[Items from an interface collection]
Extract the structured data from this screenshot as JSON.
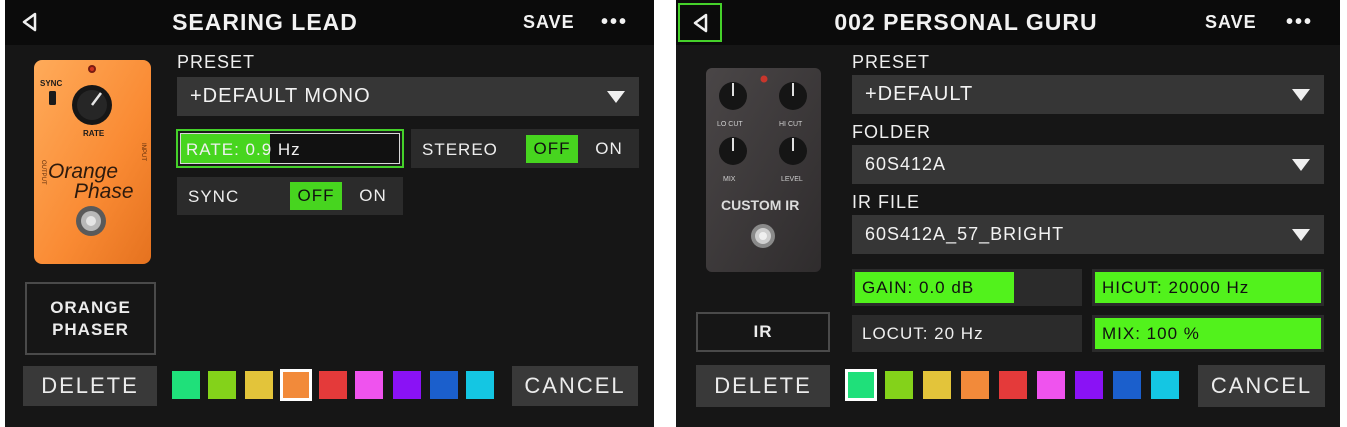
{
  "colors": {
    "accent": "#47d51f",
    "background": "#161616",
    "field": "#363636"
  },
  "left": {
    "title": "SEARING LEAD",
    "save_label": "SAVE",
    "more_label": "•••",
    "preset_label": "PRESET",
    "preset_value": "+DEFAULT MONO",
    "rate_label": "RATE: 0.9 Hz",
    "rate_level": 0.41,
    "stereo_label": "STEREO",
    "stereo_off": "OFF",
    "stereo_on": "ON",
    "sync_label": "SYNC",
    "sync_off": "OFF",
    "sync_on": "ON",
    "model_line1": "ORANGE",
    "model_line2": "PHASER",
    "pedal": {
      "sync": "SYNC",
      "rate": "RATE",
      "output": "OUTPUT",
      "input": "INPUT",
      "brand1": "Orange",
      "brand2": "Phase"
    },
    "delete_label": "DELETE",
    "cancel_label": "CANCEL",
    "swatches": [
      "#1fe07a",
      "#84d21a",
      "#e3c43a",
      "#f28a3a",
      "#e43a3a",
      "#ef53ee",
      "#8a12f5",
      "#1b5fcc",
      "#14c6e3"
    ],
    "selected_swatch": 3
  },
  "right": {
    "title": "002 PERSONAL GURU",
    "save_label": "SAVE",
    "more_label": "•••",
    "preset_label": "PRESET",
    "preset_value": "+DEFAULT",
    "folder_label": "FOLDER",
    "folder_value": "60S412A",
    "irfile_label": "IR FILE",
    "irfile_value": "60S412A_57_BRIGHT",
    "gain_label": "GAIN: 0.0 dB",
    "gain_level": 0.71,
    "hicut_label": "HICUT: 20000 Hz",
    "hicut_level": 1.0,
    "locut_label": "LOCUT: 20 Hz",
    "locut_level": 0.0,
    "mix_label": "MIX: 100 %",
    "mix_level": 1.0,
    "model_label": "IR",
    "pedal": {
      "locut": "LO CUT",
      "hicut": "HI CUT",
      "mix": "MIX",
      "level": "LEVEL",
      "name": "CUSTOM IR"
    },
    "delete_label": "DELETE",
    "cancel_label": "CANCEL",
    "swatches": [
      "#1fe07a",
      "#84d21a",
      "#e3c43a",
      "#f28a3a",
      "#e43a3a",
      "#ef53ee",
      "#8a12f5",
      "#1b5fcc",
      "#14c6e3"
    ],
    "selected_swatch": 0
  }
}
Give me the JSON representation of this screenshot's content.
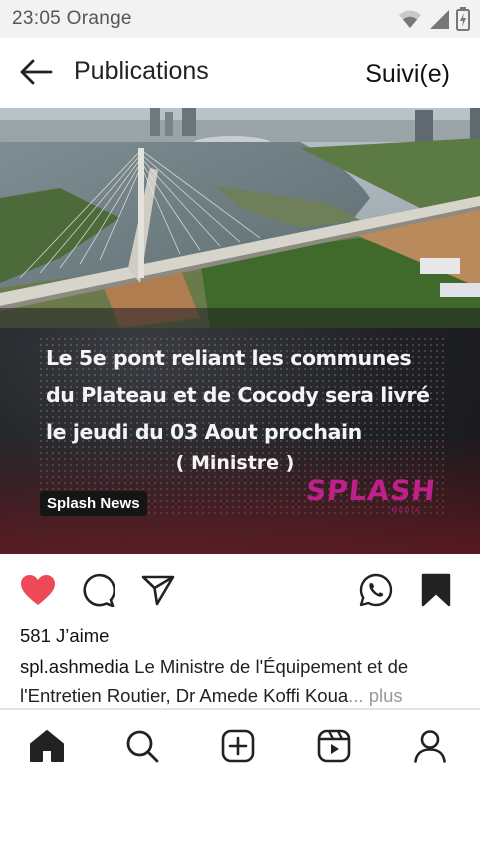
{
  "status_bar": {
    "time_carrier": "23:05  Orange",
    "icons": [
      "wifi-icon",
      "signal-icon",
      "battery-icon"
    ]
  },
  "header": {
    "back_icon": "arrow-left-icon",
    "title": "Publications",
    "follow_label": "Suivi(e)"
  },
  "post": {
    "image": {
      "headline": "Le 5e pont reliant les communes du Plateau et de Cocody sera  livré le jeudi du 03 Aout prochain",
      "headline_lines": [
        "Le 5e pont reliant les communes",
        "du Plateau et de Cocody sera  livré",
        "le jeudi du 03 Aout prochain"
      ],
      "subtitle": "( Ministre )",
      "badge": "Splash News",
      "logo": "SPLASH",
      "logo_sub": "MEDIA",
      "brand_color": "#c0208a"
    },
    "actions": {
      "like_icon": "heart-filled-icon",
      "comment_icon": "comment-icon",
      "share_icon": "send-icon",
      "whatsapp_icon": "whatsapp-icon",
      "save_icon": "bookmark-filled-icon",
      "like_color": "#ed4956"
    },
    "likes_text": "581 J’aime",
    "caption": {
      "username": "spl.ashmedia",
      "text": " Le Ministre de l'Équipement et de l'Entretien Routier, Dr Amede Koffi Koua",
      "ellipsis": "...",
      "more_label": " plus"
    }
  },
  "bottom_nav": {
    "items": [
      "home-icon",
      "search-icon",
      "add-post-icon",
      "reels-icon",
      "profile-icon"
    ]
  }
}
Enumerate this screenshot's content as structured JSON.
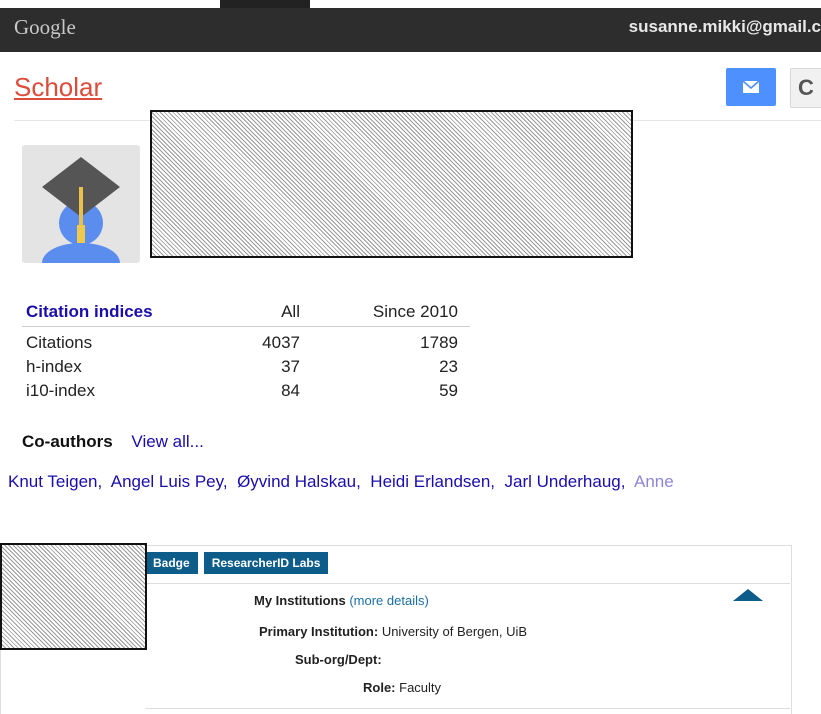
{
  "header": {
    "logo": "Google",
    "account_email": "susanne.mikki@gmail.c"
  },
  "scholar": {
    "title": "Scholar"
  },
  "citations": {
    "title": "Citation indices",
    "col_all": "All",
    "col_since": "Since 2010",
    "rows": [
      {
        "label": "Citations",
        "all": "4037",
        "since": "1789"
      },
      {
        "label": "h-index",
        "all": "37",
        "since": "23"
      },
      {
        "label": "i10-index",
        "all": "84",
        "since": "59"
      }
    ]
  },
  "coauthors": {
    "label": "Co-authors",
    "view_all": "View all...",
    "names": [
      "Knut Teigen,",
      "Angel Luis Pey,",
      "Øyvind Halskau,",
      "Heidi Erlandsen,",
      "Jarl Underhaug,",
      "Anne"
    ]
  },
  "researcherid": {
    "tabs": [
      "Badge",
      "ResearcherID Labs"
    ],
    "institutions_label": "My Institutions",
    "more_details": "(more details)",
    "primary_label": "Primary Institution:",
    "primary_value": "University of Bergen, UiB",
    "suborg_label": "Sub-org/Dept:",
    "role_label": "Role:",
    "role_value": "Faculty"
  },
  "colors": {
    "accent": "#dd4b39",
    "link": "#1a0dab",
    "button_blue": "#4d90fe",
    "rid_tab": "#0e5c8a"
  }
}
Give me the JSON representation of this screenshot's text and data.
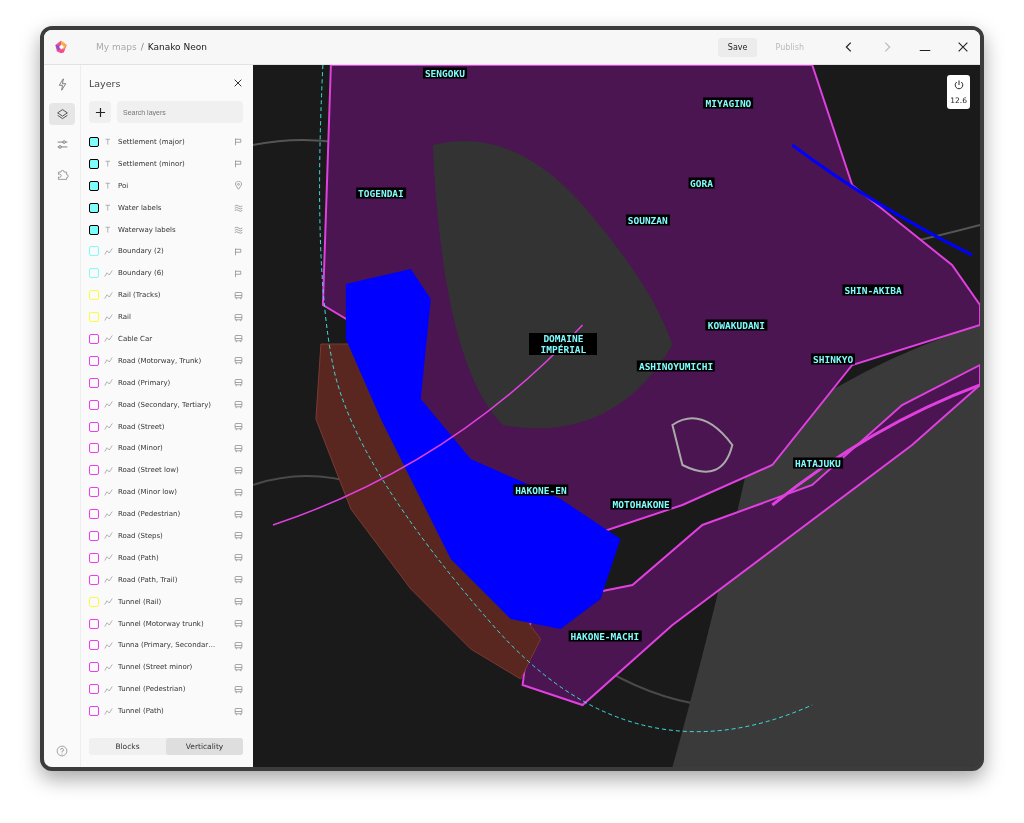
{
  "titlebar": {
    "crumbs": [
      "My maps",
      "Kanako Neon"
    ],
    "separator": "/",
    "buttons": [
      {
        "label": "Save",
        "disabled": false
      },
      {
        "label": "Publish",
        "disabled": true
      }
    ]
  },
  "rail": [
    {
      "selected": false
    },
    {
      "selected": true
    },
    {
      "selected": false
    },
    {
      "selected": false
    }
  ],
  "panel": {
    "title": "Layers",
    "search": {
      "placeholder": "Search layers"
    },
    "layers": [
      {
        "name": "Settlement (major)",
        "kind": "label",
        "color": "#7ffcfc"
      },
      {
        "name": "Settlement (minor)",
        "kind": "label",
        "color": "#7ffcfc"
      },
      {
        "name": "Poi",
        "kind": "label",
        "color": "#7ffcfc"
      },
      {
        "name": "Water labels",
        "kind": "label",
        "color": "#7ffcfc"
      },
      {
        "name": "Waterway labels",
        "kind": "label",
        "color": "#7ffcfc"
      },
      {
        "name": "Boundary (2)",
        "kind": "line",
        "color": "#7ffcfc"
      },
      {
        "name": "Boundary (6)",
        "kind": "line",
        "color": "#7ffcfc"
      },
      {
        "name": "Rail (Tracks)",
        "kind": "line",
        "color": "#fcfc3c"
      },
      {
        "name": "Rail",
        "kind": "line",
        "color": "#fcfc3c"
      },
      {
        "name": "Cable Car",
        "kind": "line",
        "color": "#f03cf0"
      },
      {
        "name": "Road (Motorway, Trunk)",
        "kind": "line",
        "color": "#f03cf0"
      },
      {
        "name": "Road (Primary)",
        "kind": "line",
        "color": "#f03cf0"
      },
      {
        "name": "Road (Secondary, Tertiary)",
        "kind": "line",
        "color": "#f03cf0"
      },
      {
        "name": "Road (Street)",
        "kind": "line",
        "color": "#f03cf0"
      },
      {
        "name": "Road (Minor)",
        "kind": "line",
        "color": "#f03cf0"
      },
      {
        "name": "Road (Street low)",
        "kind": "line",
        "color": "#f03cf0"
      },
      {
        "name": "Road (Minor low)",
        "kind": "line",
        "color": "#f03cf0"
      },
      {
        "name": "Road (Pedestrian)",
        "kind": "line",
        "color": "#f03cf0"
      },
      {
        "name": "Road (Steps)",
        "kind": "line",
        "color": "#f03cf0"
      },
      {
        "name": "Road (Path)",
        "kind": "line",
        "color": "#f03cf0"
      },
      {
        "name": "Road (Path, Trail)",
        "kind": "line",
        "color": "#f03cf0"
      },
      {
        "name": "Tunnel (Rail)",
        "kind": "line",
        "color": "#fcfc3c"
      },
      {
        "name": "Tunnel (Motorway trunk)",
        "kind": "line",
        "color": "#f03cf0"
      },
      {
        "name": "Tunna (Primary, Secondar…",
        "kind": "line",
        "color": "#f03cf0"
      },
      {
        "name": "Tunnel (Street minor)",
        "kind": "line",
        "color": "#f03cf0"
      },
      {
        "name": "Tunnel (Pedestrian)",
        "kind": "line",
        "color": "#f03cf0"
      },
      {
        "name": "Tunnel (Path)",
        "kind": "line",
        "color": "#f03cf0"
      }
    ],
    "tabs": [
      {
        "label": "Blocks",
        "selected": false
      },
      {
        "label": "Verticality",
        "selected": true
      }
    ]
  },
  "map": {
    "zoom": "12.6",
    "labels": [
      "SENGOKU",
      "MIYAGINO",
      "TOGENDAI",
      "GORA",
      "SOUNZAN",
      "SHIN-AKIBA",
      "DOMAINE IMPÉRIAL",
      "KOWAKUDANI",
      "ASHINOYUMICHI",
      "SHINKYO",
      "HATAJUKU",
      "HAKONE-EN",
      "MOTOHAKONE",
      "HAKONE-MACHI"
    ]
  }
}
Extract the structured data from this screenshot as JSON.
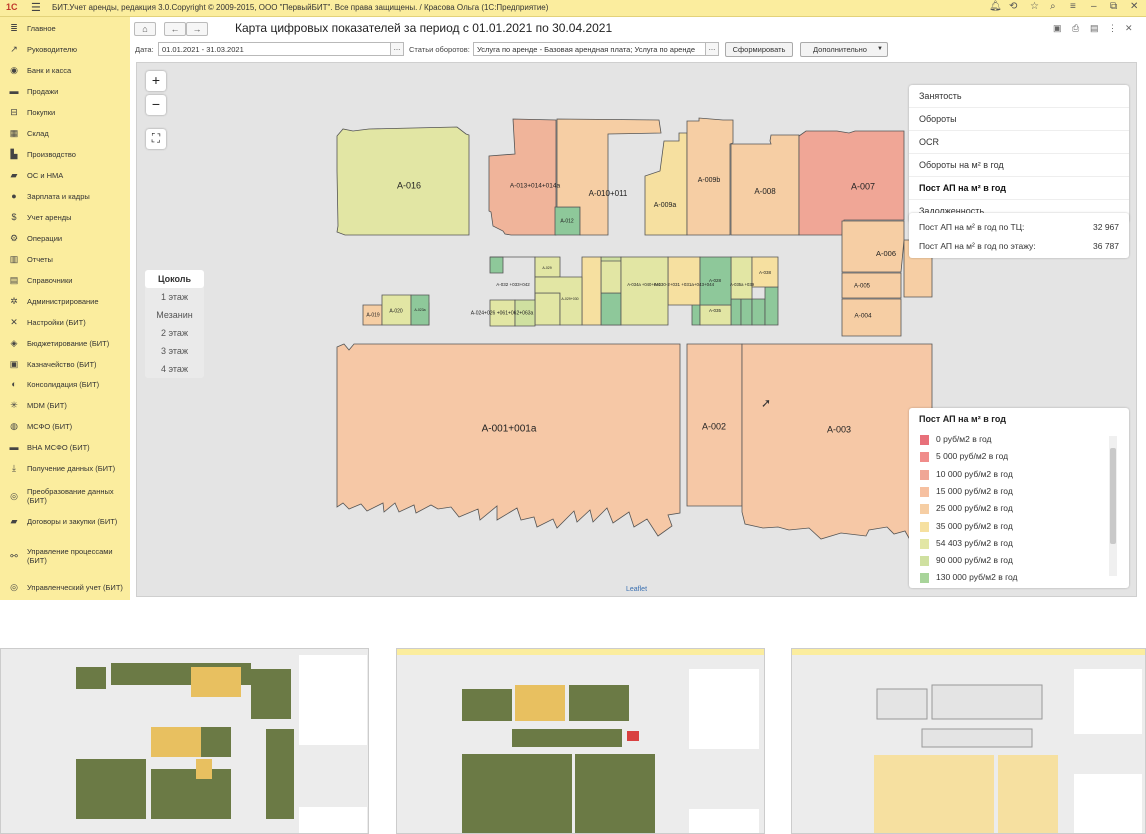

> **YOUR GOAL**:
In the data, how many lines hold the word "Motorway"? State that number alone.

> **EXERCISE RESULT**:
2